Look through the data for the string "sales". Copy every line where it is found.

• **Interface dataset entries**:

—————

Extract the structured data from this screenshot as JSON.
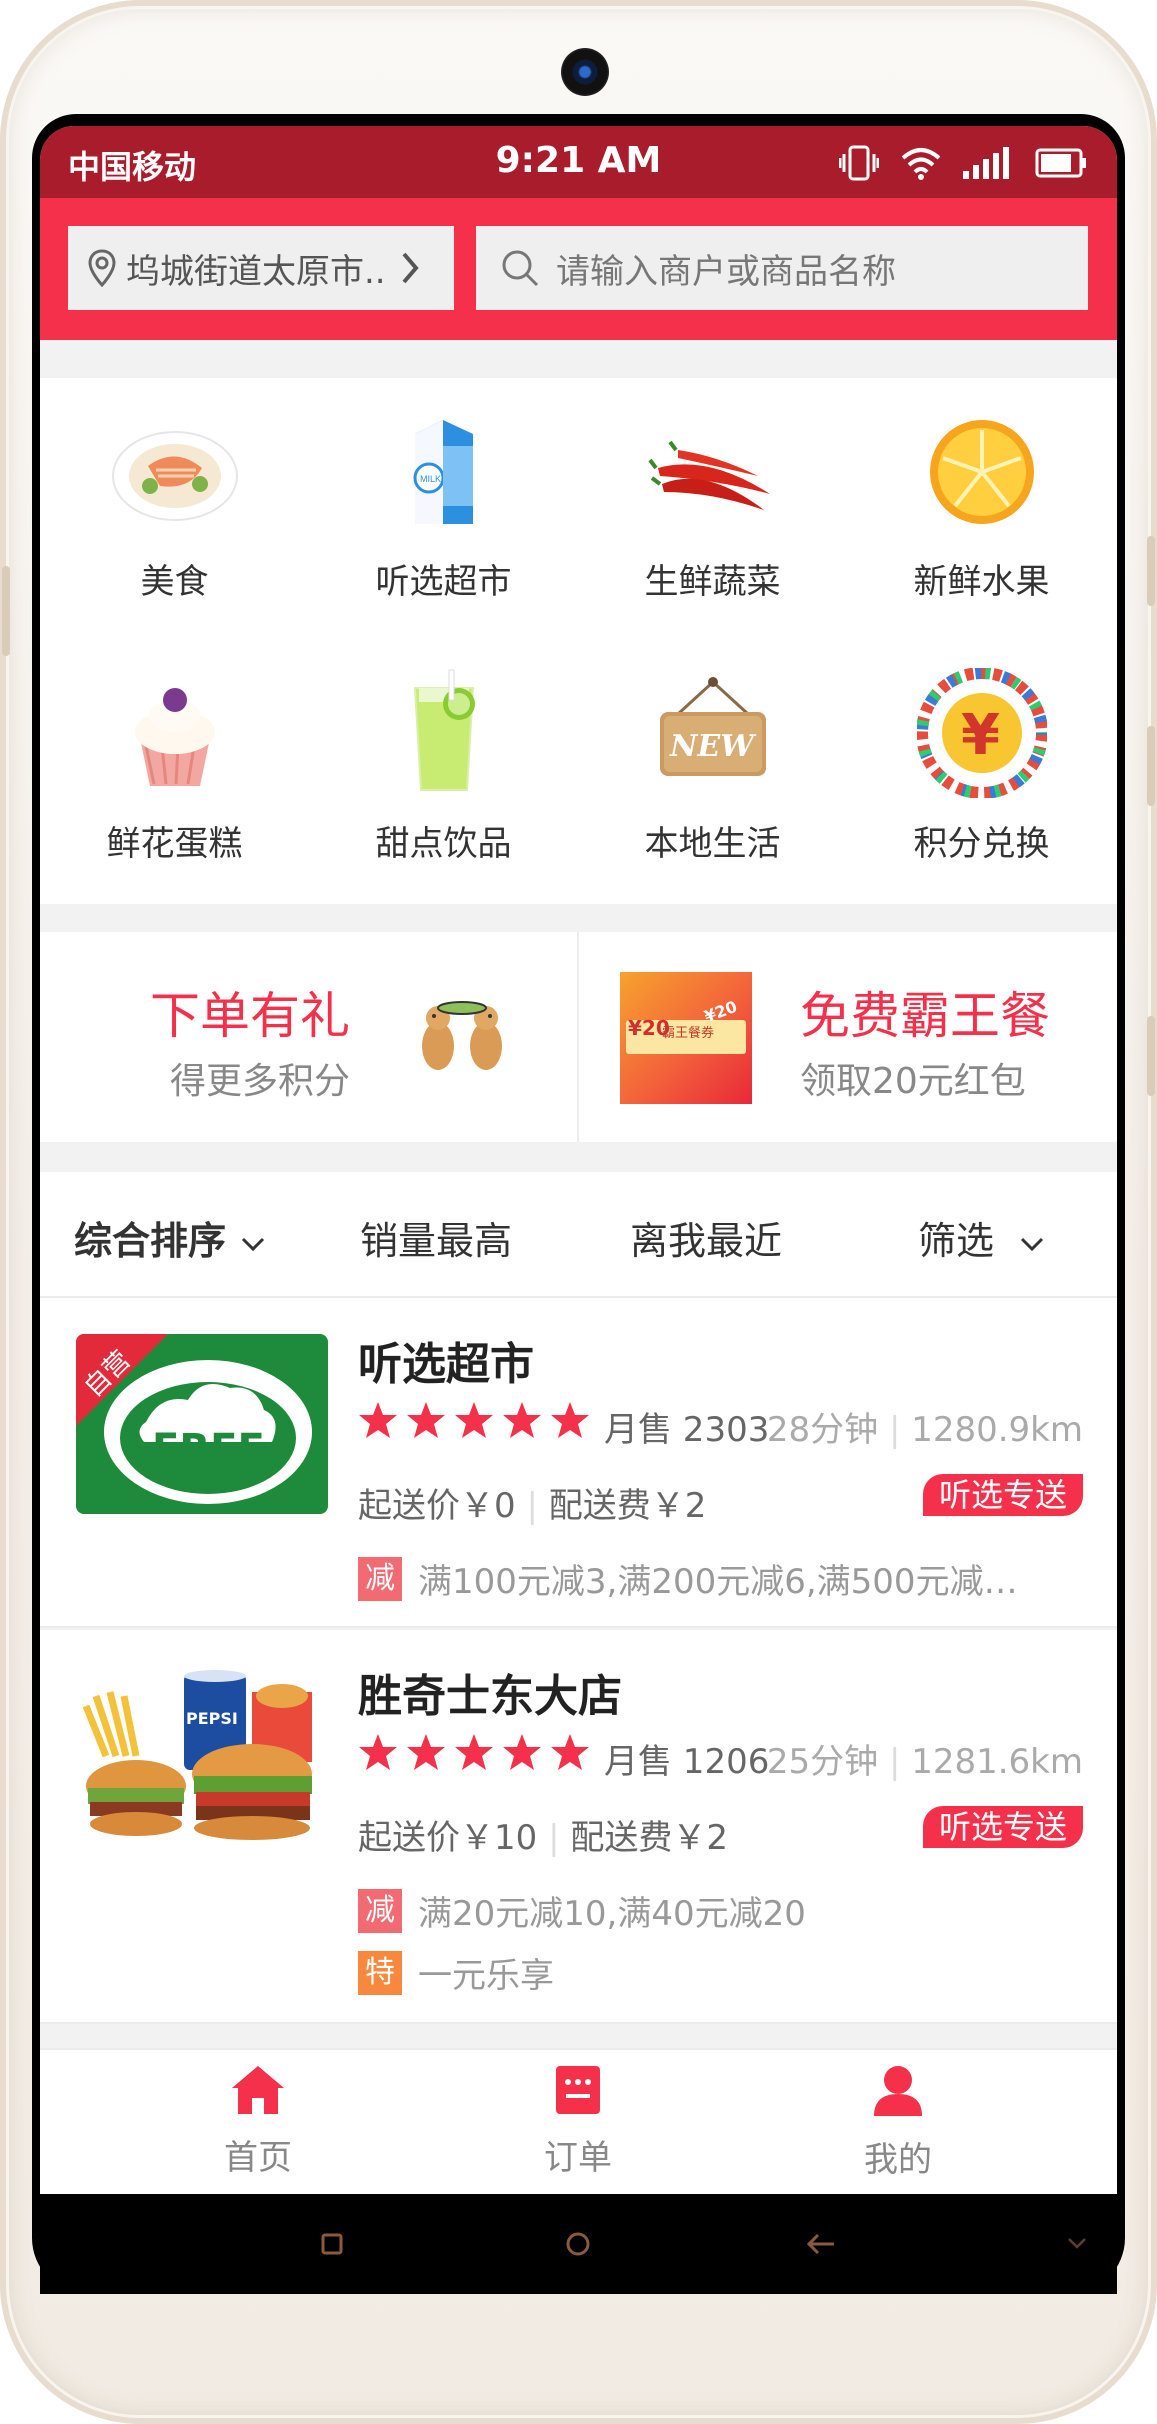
{
  "status": {
    "carrier": "中国移动",
    "time": "9:21 AM"
  },
  "header": {
    "location": "坞城街道太原市..",
    "search_placeholder": "请输入商户或商品名称",
    "icons": [
      "location-pin-icon",
      "chevron-right-icon",
      "search-icon"
    ]
  },
  "categories": [
    {
      "label": "美食",
      "icon": "food-plate-icon"
    },
    {
      "label": "听选超市",
      "icon": "milk-carton-icon"
    },
    {
      "label": "生鲜蔬菜",
      "icon": "chili-pepper-icon"
    },
    {
      "label": "新鲜水果",
      "icon": "orange-icon"
    },
    {
      "label": "鲜花蛋糕",
      "icon": "cupcake-icon"
    },
    {
      "label": "甜点饮品",
      "icon": "drink-icon"
    },
    {
      "label": "本地生活",
      "icon": "new-sign-icon"
    },
    {
      "label": "积分兑换",
      "icon": "yen-coin-icon"
    }
  ],
  "promo": {
    "left_title": "下单有礼",
    "left_sub": "得更多积分",
    "right_title": "免费霸王餐",
    "right_sub": "领取20元红包",
    "voucher_amount": "¥20",
    "voucher_text": "霸王餐券",
    "voucher_value": "¥20"
  },
  "sort": {
    "default": "综合排序",
    "sales": "销量最高",
    "distance": "离我最近",
    "filter": "筛选"
  },
  "stores": [
    {
      "name": "听选超市",
      "sales": "月售 2303",
      "eta": "28分钟",
      "distance": "1280.9km",
      "min_order": "起送价￥0",
      "delivery_fee": "配送费￥2",
      "delivery_tag": "听选专送",
      "ribbon": "自营",
      "logo_text": "FREE",
      "rating": 5,
      "promos": [
        {
          "badge": "减",
          "text": "满100元减3,满200元减6,满500元减…"
        }
      ]
    },
    {
      "name": "胜奇士东大店",
      "sales": "月售 1206",
      "eta": "25分钟",
      "distance": "1281.6km",
      "min_order": "起送价￥10",
      "delivery_fee": "配送费￥2",
      "delivery_tag": "听选专送",
      "logo_text": "PEPSI",
      "rating": 5,
      "promos": [
        {
          "badge": "减",
          "text": "满20元减10,满40元减20"
        },
        {
          "badge": "特",
          "text": "一元乐享"
        }
      ]
    }
  ],
  "bottom_nav": [
    {
      "label": "首页",
      "icon": "home-icon",
      "active": true
    },
    {
      "label": "订单",
      "icon": "order-icon",
      "active": false
    },
    {
      "label": "我的",
      "icon": "profile-icon",
      "active": false
    }
  ],
  "colors": {
    "accent": "#f4304b",
    "status_bar": "#a81c2c"
  }
}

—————

• **Solution**:
    "sales": "销量最高",
      "sales": "月售 2303",
      "sales": "月售 1206",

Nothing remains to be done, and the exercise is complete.